-- WHAT THE TASK REQUIRES --
In your copy, include every line of the listing below exactly but none of the pictures.

-- DATASET EXTRACT --
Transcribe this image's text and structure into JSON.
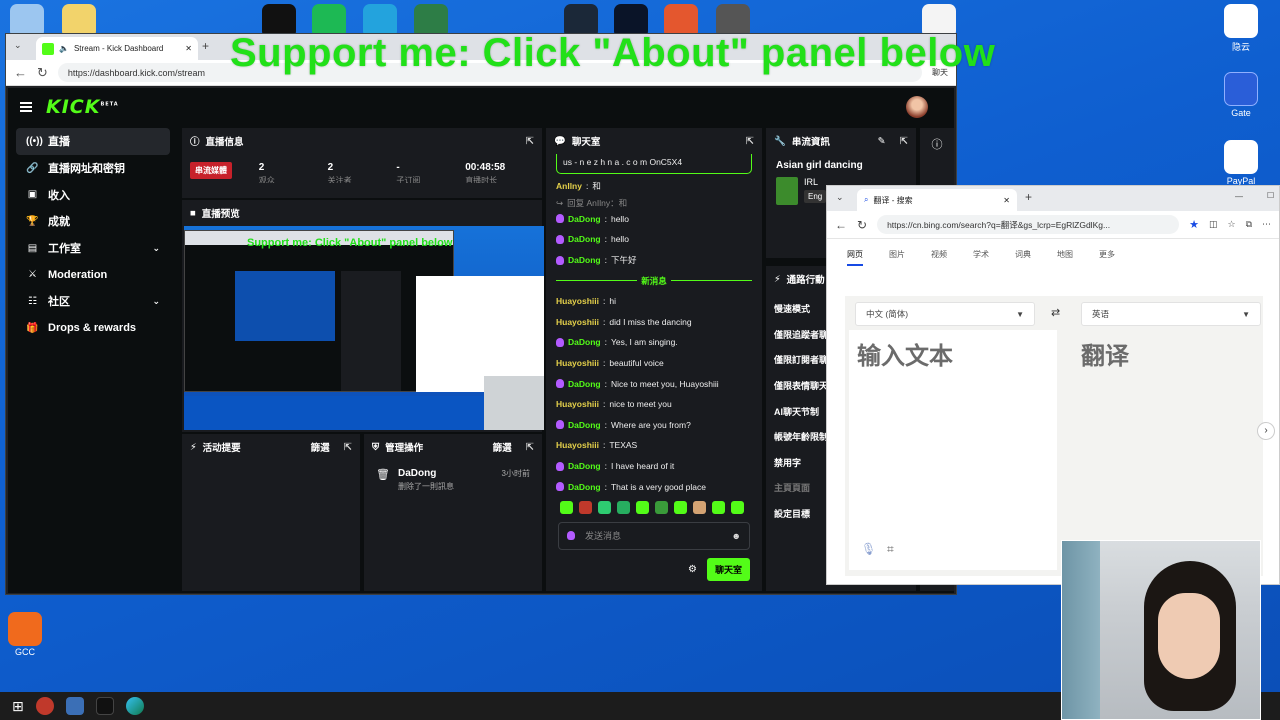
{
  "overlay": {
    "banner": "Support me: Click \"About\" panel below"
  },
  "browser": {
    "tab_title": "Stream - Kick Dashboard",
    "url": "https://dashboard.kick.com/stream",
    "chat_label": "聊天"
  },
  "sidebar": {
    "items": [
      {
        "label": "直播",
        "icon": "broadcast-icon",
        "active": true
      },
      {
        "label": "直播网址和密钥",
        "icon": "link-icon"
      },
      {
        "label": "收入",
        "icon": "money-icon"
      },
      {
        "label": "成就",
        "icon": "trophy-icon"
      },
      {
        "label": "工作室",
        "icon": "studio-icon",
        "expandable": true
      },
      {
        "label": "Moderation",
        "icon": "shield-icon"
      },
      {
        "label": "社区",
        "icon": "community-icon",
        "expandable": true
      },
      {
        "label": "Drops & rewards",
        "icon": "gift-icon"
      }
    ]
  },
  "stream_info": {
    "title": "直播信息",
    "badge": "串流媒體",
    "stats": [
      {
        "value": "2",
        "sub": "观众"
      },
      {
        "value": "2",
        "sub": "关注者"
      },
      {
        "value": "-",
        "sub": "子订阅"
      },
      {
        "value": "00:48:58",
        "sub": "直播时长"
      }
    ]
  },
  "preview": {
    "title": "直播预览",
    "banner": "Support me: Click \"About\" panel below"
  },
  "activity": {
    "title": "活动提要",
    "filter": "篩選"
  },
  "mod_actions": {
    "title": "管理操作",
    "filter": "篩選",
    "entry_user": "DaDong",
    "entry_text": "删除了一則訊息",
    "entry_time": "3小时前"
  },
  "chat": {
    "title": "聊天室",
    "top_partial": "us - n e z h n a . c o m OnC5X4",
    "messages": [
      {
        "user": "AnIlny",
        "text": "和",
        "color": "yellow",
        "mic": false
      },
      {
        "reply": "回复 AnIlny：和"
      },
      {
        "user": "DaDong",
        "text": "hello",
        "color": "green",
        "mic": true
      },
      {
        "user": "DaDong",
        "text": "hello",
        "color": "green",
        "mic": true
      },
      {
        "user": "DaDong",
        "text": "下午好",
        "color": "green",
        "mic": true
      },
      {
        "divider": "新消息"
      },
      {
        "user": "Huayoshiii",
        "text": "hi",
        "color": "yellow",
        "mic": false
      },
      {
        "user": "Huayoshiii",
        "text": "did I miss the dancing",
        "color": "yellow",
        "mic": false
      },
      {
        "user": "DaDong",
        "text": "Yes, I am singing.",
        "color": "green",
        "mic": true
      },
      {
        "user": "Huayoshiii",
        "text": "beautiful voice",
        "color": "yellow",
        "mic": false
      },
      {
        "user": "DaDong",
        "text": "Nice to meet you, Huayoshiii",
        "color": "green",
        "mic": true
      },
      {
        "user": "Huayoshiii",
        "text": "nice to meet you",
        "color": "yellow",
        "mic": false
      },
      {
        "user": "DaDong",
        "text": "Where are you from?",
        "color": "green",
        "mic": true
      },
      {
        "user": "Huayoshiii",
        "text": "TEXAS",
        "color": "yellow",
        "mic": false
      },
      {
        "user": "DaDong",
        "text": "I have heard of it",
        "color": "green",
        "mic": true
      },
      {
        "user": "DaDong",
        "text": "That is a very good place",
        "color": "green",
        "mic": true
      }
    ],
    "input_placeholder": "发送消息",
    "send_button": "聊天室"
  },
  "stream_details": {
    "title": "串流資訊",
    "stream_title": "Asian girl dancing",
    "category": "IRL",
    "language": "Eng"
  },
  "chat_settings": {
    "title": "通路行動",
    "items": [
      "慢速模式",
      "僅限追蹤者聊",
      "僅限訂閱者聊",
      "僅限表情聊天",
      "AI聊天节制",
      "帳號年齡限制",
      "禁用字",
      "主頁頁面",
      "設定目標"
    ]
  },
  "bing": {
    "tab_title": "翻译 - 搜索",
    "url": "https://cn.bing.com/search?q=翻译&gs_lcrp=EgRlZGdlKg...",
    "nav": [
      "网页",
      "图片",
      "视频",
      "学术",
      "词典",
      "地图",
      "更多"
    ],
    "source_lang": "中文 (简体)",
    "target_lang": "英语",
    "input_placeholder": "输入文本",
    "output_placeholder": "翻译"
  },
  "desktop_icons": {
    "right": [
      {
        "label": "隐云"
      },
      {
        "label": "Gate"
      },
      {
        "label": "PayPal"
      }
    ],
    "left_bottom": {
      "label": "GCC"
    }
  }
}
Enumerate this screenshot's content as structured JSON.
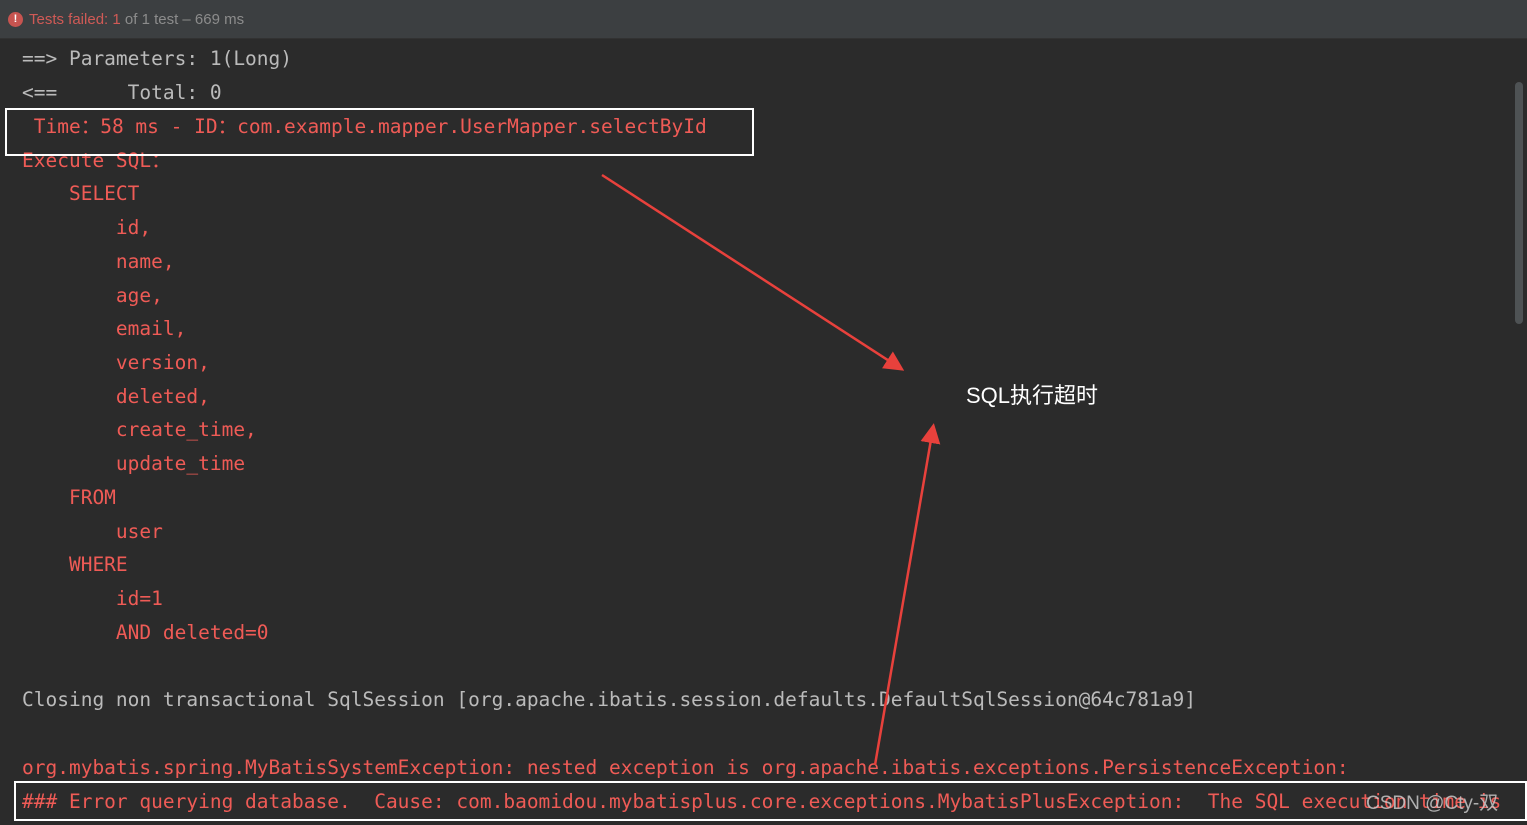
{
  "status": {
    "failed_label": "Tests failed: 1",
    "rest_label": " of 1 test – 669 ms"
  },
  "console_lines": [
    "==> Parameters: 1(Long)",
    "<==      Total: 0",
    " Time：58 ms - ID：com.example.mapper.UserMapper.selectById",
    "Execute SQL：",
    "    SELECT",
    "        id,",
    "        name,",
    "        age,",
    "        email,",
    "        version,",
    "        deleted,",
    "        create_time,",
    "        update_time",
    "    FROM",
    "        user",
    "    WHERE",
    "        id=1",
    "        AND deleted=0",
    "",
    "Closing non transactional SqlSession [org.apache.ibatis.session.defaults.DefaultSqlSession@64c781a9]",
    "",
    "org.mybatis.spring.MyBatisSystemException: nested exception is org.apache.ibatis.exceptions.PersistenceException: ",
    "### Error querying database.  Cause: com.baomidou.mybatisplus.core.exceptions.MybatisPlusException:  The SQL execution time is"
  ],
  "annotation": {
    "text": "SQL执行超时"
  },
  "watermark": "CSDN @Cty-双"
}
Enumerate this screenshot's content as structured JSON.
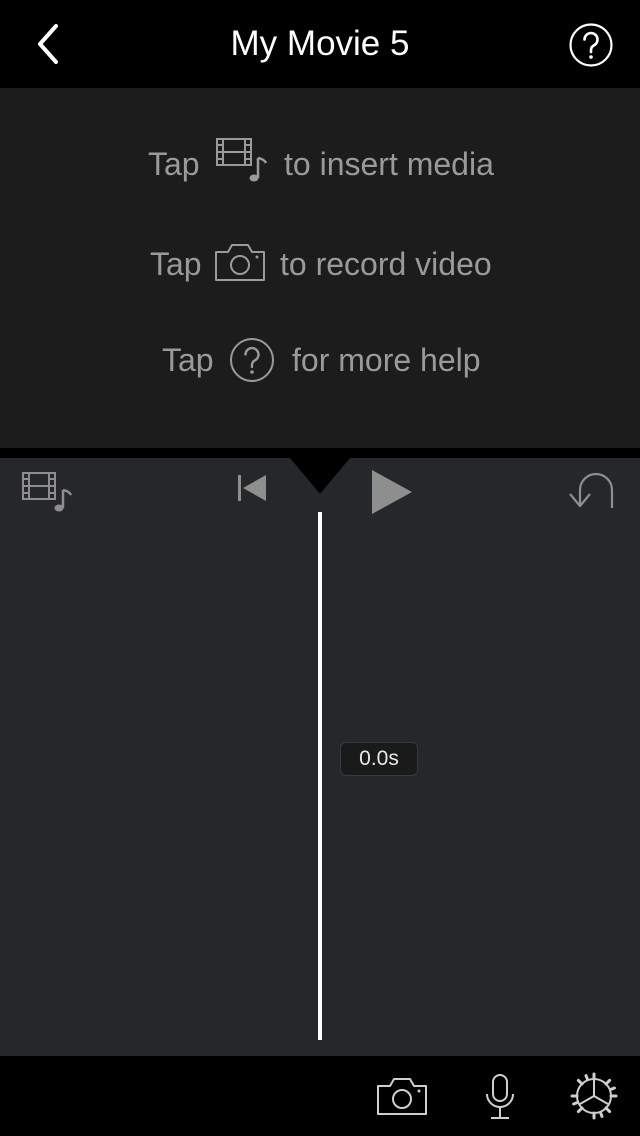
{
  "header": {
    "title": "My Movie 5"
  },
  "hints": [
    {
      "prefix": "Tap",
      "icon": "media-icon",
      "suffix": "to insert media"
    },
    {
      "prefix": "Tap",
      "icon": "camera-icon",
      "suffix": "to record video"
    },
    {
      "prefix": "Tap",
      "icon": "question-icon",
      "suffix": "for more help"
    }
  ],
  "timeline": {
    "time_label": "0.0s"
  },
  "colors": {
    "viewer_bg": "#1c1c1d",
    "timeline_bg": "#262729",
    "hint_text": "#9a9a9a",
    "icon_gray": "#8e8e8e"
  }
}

-- SOLUTION FOR THIS EXERCISE --
Transcribe this image's text and structure into JSON.
{
  "overlay": {
    "banner": "Support me: Click \"About\" panel below"
  },
  "browser": {
    "tab_title": "Stream - Kick Dashboard",
    "url": "https://dashboard.kick.com/stream",
    "chat_label": "聊天"
  },
  "sidebar": {
    "items": [
      {
        "label": "直播",
        "icon": "broadcast-icon",
        "active": true
      },
      {
        "label": "直播网址和密钥",
        "icon": "link-icon"
      },
      {
        "label": "收入",
        "icon": "money-icon"
      },
      {
        "label": "成就",
        "icon": "trophy-icon"
      },
      {
        "label": "工作室",
        "icon": "studio-icon",
        "expandable": true
      },
      {
        "label": "Moderation",
        "icon": "shield-icon"
      },
      {
        "label": "社区",
        "icon": "community-icon",
        "expandable": true
      },
      {
        "label": "Drops & rewards",
        "icon": "gift-icon"
      }
    ]
  },
  "stream_info": {
    "title": "直播信息",
    "badge": "串流媒體",
    "stats": [
      {
        "value": "2",
        "sub": "观众"
      },
      {
        "value": "2",
        "sub": "关注者"
      },
      {
        "value": "-",
        "sub": "子订阅"
      },
      {
        "value": "00:48:58",
        "sub": "直播时长"
      }
    ]
  },
  "preview": {
    "title": "直播预览",
    "banner": "Support me: Click \"About\" panel below"
  },
  "activity": {
    "title": "活动提要",
    "filter": "篩選"
  },
  "mod_actions": {
    "title": "管理操作",
    "filter": "篩選",
    "entry_user": "DaDong",
    "entry_text": "删除了一則訊息",
    "entry_time": "3小时前"
  },
  "chat": {
    "title": "聊天室",
    "top_partial": "us - n e z h n a . c o m OnC5X4",
    "messages": [
      {
        "user": "AnIlny",
        "text": "和",
        "color": "yellow",
        "mic": false
      },
      {
        "reply": "回复 AnIlny：和"
      },
      {
        "user": "DaDong",
        "text": "hello",
        "color": "green",
        "mic": true
      },
      {
        "user": "DaDong",
        "text": "hello",
        "color": "green",
        "mic": true
      },
      {
        "user": "DaDong",
        "text": "下午好",
        "color": "green",
        "mic": true
      },
      {
        "divider": "新消息"
      },
      {
        "user": "Huayoshiii",
        "text": "hi",
        "color": "yellow",
        "mic": false
      },
      {
        "user": "Huayoshiii",
        "text": "did I miss the dancing",
        "color": "yellow",
        "mic": false
      },
      {
        "user": "DaDong",
        "text": "Yes, I am singing.",
        "color": "green",
        "mic": true
      },
      {
        "user": "Huayoshiii",
        "text": "beautiful voice",
        "color": "yellow",
        "mic": false
      },
      {
        "user": "DaDong",
        "text": "Nice to meet you, Huayoshiii",
        "color": "green",
        "mic": true
      },
      {
        "user": "Huayoshiii",
        "text": "nice to meet you",
        "color": "yellow",
        "mic": false
      },
      {
        "user": "DaDong",
        "text": "Where are you from?",
        "color": "green",
        "mic": true
      },
      {
        "user": "Huayoshiii",
        "text": "TEXAS",
        "color": "yellow",
        "mic": false
      },
      {
        "user": "DaDong",
        "text": "I have heard of it",
        "color": "green",
        "mic": true
      },
      {
        "user": "DaDong",
        "text": "That is a very good place",
        "color": "green",
        "mic": true
      }
    ],
    "input_placeholder": "发送消息",
    "send_button": "聊天室"
  },
  "stream_details": {
    "title": "串流資訊",
    "stream_title": "Asian girl dancing",
    "category": "IRL",
    "language": "Eng"
  },
  "chat_settings": {
    "title": "通路行動",
    "items": [
      "慢速模式",
      "僅限追蹤者聊",
      "僅限訂閱者聊",
      "僅限表情聊天",
      "AI聊天节制",
      "帳號年齡限制",
      "禁用字",
      "主頁頁面",
      "設定目標"
    ]
  },
  "bing": {
    "tab_title": "翻译 - 搜索",
    "url": "https://cn.bing.com/search?q=翻译&gs_lcrp=EgRlZGdlKg...",
    "nav": [
      "网页",
      "图片",
      "视频",
      "学术",
      "词典",
      "地图",
      "更多"
    ],
    "source_lang": "中文 (简体)",
    "target_lang": "英语",
    "input_placeholder": "输入文本",
    "output_placeholder": "翻译"
  },
  "desktop_icons": {
    "right": [
      {
        "label": "隐云"
      },
      {
        "label": "Gate"
      },
      {
        "label": "PayPal"
      }
    ],
    "left_bottom": {
      "label": "GCC"
    }
  }
}
Enumerate this screenshot's content as structured JSON.
{
  "status": {
    "failed_label": "Tests failed: 1",
    "rest_label": " of 1 test – 669 ms"
  },
  "console_lines": [
    "==> Parameters: 1(Long)",
    "<==      Total: 0",
    " Time：58 ms - ID：com.example.mapper.UserMapper.selectById",
    "Execute SQL：",
    "    SELECT",
    "        id,",
    "        name,",
    "        age,",
    "        email,",
    "        version,",
    "        deleted,",
    "        create_time,",
    "        update_time",
    "    FROM",
    "        user",
    "    WHERE",
    "        id=1",
    "        AND deleted=0",
    "",
    "Closing non transactional SqlSession [org.apache.ibatis.session.defaults.DefaultSqlSession@64c781a9]",
    "",
    "org.mybatis.spring.MyBatisSystemException: nested exception is org.apache.ibatis.exceptions.PersistenceException: ",
    "### Error querying database.  Cause: com.baomidou.mybatisplus.core.exceptions.MybatisPlusException:  The SQL execution time is"
  ],
  "annotation": {
    "text": "SQL执行超时"
  },
  "watermark": "CSDN @Cty-双"
}
Enumerate this screenshot's content as structured JSON.
{
  "header": {
    "title": "My Movie 5"
  },
  "hints": [
    {
      "prefix": "Tap",
      "icon": "media-icon",
      "suffix": "to insert media"
    },
    {
      "prefix": "Tap",
      "icon": "camera-icon",
      "suffix": "to record video"
    },
    {
      "prefix": "Tap",
      "icon": "question-icon",
      "suffix": "for more help"
    }
  ],
  "timeline": {
    "time_label": "0.0s"
  },
  "colors": {
    "viewer_bg": "#1c1c1d",
    "timeline_bg": "#262729",
    "hint_text": "#9a9a9a",
    "icon_gray": "#8e8e8e"
  }
}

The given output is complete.